Instead, the chief compliance officer at the world's largest drug maker will report directly to the CEO. The move is required by Pfizer's corporate integrity agreement with the office of the inspector general of the U.S. Department of Health and Human Services, which is part of the company's civil and criminal settlement with the U.S. Department of Justice.
The change is intended to eliminate conflicts of interest, and prevent Pfizer's in-house lawyers from reviewing or editing reports required by the agreement, says Lewis Morris, chief counsel for the inspector general's office. Officials at Pfizer did not respond to requests for comment.
"The lawyers tell you whether you can do something, and compliance tells you whether you should," Morris says. "We think upper management should hear both arguments."
Pfizer's historic settlement, the largest in the U.S. for claims of off-label marketing practices, has fueled calls for changing how drug companies do business, just as President Barack Obama prepared to address a joint session of Congress on health care reform Wednesday night.
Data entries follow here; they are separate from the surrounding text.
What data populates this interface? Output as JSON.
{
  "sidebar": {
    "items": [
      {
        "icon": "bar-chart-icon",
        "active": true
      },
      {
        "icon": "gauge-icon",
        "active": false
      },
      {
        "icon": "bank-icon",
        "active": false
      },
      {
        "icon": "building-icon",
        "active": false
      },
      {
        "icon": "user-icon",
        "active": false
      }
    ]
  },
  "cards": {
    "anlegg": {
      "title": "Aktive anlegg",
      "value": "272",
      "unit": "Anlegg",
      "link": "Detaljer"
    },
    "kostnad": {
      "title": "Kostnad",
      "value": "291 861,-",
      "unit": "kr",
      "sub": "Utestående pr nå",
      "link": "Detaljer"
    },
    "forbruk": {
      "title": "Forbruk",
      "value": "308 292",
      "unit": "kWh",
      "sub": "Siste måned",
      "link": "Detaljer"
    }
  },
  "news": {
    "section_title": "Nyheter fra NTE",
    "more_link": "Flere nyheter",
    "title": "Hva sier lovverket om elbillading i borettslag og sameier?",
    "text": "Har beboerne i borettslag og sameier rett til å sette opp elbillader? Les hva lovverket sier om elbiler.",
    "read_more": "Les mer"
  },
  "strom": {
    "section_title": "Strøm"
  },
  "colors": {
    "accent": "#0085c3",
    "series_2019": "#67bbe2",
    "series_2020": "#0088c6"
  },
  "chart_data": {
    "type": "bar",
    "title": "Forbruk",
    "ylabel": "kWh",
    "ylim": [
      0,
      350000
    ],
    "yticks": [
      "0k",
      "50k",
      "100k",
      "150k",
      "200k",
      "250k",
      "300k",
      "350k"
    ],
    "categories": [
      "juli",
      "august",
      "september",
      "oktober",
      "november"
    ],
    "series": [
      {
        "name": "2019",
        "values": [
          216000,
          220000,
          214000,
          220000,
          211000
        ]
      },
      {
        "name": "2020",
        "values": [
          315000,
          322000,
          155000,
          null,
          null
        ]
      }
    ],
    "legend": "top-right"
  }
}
Republicans and Democrats alike have said the country could see huge savings in health care costs if the Obama administration cracked down on fraud.
A "corporate integrity agreement" is an administrative alternative to excluding Pfizer from participating in federal health care programs, such as Medicare and Medicaid, Morris says. It's a step that HHS isn't eager to take with any large drug company accused of breaking the law. Many large drug companies have also entered into corporate integrity agreements, such as Schering-Plough Corp., Eli Lilly and Co., and Bristol-Myers Squibb Co.
Excluding a drug giant like Pfizer from such programs wouldn't just be a death knell for the company, says Morris. It would also have a profound adverse impact on the health and welfare of the people who need Pfizer's drugs.
This is Pfizer's fourth settlement with the Justice Department over illegal marketing activities since 2002, and its third corporate integrity agreement. The other agreements were similar in most respects, Morris says. But this is the first one that compels Pfizer's chief compliance officer to report to the company's chief executive, instead of the general counsel.
Pfizer will have to hire an independent review organization, such as an accounting auditing, consulting firm, to perform reviews required by the agreement. The inspector general's office has the right to reject the organization's work if it's found to be inadequate.
But Morris admits there are no guarantees that Pfizer's executives and sales representatives won't illegally market drugs again. Still, he says this time there are additional measures to track how drugs are marketed that will hopefully reduce the risk of mischief. If any wrongdoing is discovered, Pfizer could be prosecuted.
"We think we've done an even better job than before, although I would have to acknowledge it's a contract," Morris says. "There is some level of faith we have to put in the opposite party in the agreement. But we're not just sitting back and hoping Pfizer will behave themselves."